What is expected: Where does the word "ciutat" show up in the records? Copy every line that holds it.

(Material to process)

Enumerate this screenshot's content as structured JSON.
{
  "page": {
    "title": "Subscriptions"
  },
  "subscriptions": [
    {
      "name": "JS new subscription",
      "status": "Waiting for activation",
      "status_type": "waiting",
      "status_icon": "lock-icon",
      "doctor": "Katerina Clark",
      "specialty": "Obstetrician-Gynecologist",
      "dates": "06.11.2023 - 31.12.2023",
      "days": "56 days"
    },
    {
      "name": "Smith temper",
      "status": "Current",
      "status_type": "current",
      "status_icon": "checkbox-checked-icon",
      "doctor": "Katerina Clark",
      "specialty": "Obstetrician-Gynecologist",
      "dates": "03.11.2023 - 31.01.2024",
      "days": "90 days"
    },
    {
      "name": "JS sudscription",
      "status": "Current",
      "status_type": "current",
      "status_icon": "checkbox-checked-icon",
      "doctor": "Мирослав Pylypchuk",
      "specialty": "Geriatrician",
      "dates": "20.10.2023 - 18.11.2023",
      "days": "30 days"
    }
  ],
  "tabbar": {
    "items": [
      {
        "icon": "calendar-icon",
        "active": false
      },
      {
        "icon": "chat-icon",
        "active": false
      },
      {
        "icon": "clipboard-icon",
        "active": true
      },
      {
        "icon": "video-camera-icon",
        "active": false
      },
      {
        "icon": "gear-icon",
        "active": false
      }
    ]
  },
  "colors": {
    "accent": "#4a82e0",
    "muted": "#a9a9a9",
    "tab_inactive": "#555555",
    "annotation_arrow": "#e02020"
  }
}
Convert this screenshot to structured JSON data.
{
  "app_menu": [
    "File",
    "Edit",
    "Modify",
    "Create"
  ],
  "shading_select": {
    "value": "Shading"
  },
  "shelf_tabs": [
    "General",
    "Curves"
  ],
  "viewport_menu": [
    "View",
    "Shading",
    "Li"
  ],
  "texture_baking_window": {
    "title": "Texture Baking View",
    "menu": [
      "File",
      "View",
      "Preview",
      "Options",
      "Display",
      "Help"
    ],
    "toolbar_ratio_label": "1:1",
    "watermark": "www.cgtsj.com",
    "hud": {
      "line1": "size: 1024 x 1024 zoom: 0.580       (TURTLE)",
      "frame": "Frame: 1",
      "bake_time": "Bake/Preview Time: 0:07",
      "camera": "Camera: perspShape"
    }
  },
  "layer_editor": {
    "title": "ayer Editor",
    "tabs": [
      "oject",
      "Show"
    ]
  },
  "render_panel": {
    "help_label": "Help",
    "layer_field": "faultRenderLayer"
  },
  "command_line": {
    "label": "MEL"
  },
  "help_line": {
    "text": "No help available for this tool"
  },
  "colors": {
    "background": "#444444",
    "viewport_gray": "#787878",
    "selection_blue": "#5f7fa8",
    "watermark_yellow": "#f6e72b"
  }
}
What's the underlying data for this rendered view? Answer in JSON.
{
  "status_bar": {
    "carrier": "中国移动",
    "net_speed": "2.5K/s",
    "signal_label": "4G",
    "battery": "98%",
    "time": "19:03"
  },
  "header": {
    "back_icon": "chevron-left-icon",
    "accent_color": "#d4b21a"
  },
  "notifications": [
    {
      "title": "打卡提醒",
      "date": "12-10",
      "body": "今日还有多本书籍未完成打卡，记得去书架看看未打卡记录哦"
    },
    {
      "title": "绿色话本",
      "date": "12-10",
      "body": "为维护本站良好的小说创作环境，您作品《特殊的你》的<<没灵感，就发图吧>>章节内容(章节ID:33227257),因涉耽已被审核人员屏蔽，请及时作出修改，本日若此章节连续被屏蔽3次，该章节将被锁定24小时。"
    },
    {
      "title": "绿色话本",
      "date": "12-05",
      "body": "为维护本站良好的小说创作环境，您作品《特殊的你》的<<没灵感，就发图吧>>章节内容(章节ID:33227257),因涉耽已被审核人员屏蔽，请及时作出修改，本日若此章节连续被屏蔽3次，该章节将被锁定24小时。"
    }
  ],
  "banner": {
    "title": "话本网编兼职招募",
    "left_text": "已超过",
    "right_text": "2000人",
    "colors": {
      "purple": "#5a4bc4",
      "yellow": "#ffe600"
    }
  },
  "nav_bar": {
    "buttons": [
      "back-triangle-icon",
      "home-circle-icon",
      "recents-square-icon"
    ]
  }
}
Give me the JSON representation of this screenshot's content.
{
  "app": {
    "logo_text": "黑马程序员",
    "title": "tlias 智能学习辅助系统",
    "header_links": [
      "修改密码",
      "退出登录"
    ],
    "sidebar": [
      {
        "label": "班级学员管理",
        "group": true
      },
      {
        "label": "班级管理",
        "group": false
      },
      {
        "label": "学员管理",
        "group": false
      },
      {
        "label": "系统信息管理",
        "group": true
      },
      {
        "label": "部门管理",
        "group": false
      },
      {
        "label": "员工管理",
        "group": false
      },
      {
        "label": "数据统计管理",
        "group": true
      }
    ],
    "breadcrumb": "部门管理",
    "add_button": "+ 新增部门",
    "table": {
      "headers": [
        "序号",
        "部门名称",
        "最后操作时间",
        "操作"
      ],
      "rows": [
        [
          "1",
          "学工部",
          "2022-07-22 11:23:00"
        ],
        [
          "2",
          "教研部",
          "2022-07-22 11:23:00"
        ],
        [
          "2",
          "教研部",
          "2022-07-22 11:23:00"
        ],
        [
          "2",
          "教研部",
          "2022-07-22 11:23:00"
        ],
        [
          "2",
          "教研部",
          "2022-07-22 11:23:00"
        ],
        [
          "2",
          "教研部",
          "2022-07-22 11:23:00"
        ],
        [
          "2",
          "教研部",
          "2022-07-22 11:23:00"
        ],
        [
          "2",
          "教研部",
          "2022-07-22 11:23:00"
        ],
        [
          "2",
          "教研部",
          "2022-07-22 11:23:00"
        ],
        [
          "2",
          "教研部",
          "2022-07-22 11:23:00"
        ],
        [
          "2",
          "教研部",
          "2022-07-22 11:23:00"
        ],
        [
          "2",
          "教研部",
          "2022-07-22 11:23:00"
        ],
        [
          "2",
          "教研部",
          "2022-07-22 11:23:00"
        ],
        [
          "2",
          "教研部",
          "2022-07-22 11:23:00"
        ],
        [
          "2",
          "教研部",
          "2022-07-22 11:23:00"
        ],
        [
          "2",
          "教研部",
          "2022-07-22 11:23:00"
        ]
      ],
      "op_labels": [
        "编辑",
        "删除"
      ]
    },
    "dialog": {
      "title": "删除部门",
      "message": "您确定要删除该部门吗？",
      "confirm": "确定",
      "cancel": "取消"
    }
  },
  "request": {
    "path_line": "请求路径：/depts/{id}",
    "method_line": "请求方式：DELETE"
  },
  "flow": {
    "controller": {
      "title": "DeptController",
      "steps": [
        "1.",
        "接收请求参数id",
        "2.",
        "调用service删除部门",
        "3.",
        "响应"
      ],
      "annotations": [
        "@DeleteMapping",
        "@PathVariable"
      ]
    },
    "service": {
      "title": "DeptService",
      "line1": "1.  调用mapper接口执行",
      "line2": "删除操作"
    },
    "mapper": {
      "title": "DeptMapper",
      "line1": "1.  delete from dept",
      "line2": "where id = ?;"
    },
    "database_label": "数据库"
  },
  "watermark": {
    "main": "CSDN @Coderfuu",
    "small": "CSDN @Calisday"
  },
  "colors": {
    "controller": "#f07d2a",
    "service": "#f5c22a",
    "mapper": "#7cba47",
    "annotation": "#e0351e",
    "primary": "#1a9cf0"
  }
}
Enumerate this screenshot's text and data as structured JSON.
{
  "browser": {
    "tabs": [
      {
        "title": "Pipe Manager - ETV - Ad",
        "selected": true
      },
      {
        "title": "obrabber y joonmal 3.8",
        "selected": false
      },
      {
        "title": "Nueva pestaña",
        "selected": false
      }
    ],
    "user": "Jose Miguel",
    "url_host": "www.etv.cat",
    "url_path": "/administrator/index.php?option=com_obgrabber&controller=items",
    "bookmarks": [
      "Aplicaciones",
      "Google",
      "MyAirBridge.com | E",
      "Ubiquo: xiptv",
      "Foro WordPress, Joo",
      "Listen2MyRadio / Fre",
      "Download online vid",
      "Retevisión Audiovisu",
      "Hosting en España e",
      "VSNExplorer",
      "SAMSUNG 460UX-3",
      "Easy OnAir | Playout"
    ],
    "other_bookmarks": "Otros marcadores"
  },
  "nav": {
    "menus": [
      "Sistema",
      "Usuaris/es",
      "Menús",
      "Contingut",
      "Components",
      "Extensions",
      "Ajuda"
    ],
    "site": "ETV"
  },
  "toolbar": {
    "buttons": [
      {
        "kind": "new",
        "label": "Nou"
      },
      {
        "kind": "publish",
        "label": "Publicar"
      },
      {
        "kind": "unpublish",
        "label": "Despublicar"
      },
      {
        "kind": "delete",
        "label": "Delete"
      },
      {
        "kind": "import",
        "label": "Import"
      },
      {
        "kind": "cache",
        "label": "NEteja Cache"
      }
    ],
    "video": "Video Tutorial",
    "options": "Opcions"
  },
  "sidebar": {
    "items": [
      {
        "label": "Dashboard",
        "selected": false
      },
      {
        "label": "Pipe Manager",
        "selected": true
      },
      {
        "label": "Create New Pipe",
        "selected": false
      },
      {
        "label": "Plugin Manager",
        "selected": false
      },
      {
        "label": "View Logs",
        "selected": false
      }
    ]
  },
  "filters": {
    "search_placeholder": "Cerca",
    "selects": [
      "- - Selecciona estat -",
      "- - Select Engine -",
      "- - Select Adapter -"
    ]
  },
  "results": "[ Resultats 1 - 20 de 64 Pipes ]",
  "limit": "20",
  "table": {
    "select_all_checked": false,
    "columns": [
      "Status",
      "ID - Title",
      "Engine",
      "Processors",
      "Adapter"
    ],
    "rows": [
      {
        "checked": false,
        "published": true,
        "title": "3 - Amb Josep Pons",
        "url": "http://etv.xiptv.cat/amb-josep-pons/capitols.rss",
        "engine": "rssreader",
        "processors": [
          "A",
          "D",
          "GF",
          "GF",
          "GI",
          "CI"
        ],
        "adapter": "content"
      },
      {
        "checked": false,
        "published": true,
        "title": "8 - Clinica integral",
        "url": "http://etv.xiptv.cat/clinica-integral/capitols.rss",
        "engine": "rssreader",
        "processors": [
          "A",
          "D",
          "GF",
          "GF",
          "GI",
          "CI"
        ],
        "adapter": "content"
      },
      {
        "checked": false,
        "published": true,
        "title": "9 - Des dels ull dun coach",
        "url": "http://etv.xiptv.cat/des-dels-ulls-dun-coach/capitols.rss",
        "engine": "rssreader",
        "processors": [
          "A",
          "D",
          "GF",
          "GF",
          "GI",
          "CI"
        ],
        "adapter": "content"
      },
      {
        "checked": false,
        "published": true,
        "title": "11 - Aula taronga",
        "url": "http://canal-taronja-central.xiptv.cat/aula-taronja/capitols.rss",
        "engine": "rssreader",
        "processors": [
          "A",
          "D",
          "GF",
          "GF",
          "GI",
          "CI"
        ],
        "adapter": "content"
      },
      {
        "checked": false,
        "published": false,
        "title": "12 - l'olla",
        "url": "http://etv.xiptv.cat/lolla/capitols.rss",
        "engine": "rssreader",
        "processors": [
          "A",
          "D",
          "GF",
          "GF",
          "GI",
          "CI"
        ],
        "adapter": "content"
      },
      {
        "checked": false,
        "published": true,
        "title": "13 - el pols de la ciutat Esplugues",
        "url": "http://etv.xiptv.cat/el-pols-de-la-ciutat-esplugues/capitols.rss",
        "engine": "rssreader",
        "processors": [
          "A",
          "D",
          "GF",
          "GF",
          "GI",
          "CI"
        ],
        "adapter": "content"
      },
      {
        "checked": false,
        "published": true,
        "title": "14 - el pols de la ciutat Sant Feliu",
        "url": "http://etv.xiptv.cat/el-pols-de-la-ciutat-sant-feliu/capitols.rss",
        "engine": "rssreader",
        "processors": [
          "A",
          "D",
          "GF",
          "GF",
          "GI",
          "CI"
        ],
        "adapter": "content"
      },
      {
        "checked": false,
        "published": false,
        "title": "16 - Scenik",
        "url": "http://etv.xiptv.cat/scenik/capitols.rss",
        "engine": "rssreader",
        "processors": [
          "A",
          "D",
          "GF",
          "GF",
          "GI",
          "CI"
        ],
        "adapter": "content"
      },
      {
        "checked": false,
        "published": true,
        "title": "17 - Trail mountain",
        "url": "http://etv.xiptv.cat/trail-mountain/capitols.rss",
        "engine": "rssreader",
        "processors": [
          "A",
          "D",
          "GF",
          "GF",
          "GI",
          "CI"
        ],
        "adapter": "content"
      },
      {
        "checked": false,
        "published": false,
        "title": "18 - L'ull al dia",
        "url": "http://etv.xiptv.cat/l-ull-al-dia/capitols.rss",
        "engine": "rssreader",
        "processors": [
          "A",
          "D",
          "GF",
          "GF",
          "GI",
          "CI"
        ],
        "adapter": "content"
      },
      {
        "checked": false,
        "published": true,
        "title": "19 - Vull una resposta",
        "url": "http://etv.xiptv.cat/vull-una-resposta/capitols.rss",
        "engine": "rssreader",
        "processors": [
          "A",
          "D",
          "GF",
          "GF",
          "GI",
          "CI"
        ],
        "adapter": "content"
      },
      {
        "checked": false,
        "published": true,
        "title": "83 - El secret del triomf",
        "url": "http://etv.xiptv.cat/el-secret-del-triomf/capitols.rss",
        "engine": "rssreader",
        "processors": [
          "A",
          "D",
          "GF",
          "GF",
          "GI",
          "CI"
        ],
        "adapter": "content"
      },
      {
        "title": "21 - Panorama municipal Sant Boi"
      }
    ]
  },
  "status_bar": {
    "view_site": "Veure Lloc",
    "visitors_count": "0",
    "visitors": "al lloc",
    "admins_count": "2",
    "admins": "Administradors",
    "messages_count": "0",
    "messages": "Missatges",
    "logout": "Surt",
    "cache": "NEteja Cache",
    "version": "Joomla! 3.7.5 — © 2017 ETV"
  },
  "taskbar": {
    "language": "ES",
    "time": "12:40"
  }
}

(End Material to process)

Result of this task:
        "title": "13 - el pols de la ciutat Esplugues",
        "url": "http://etv.xiptv.cat/el-pols-de-la-ciutat-esplugues/capitols.rss",
        "title": "14 - el pols de la ciutat Sant Feliu",
        "url": "http://etv.xiptv.cat/el-pols-de-la-ciutat-sant-feliu/capitols.rss",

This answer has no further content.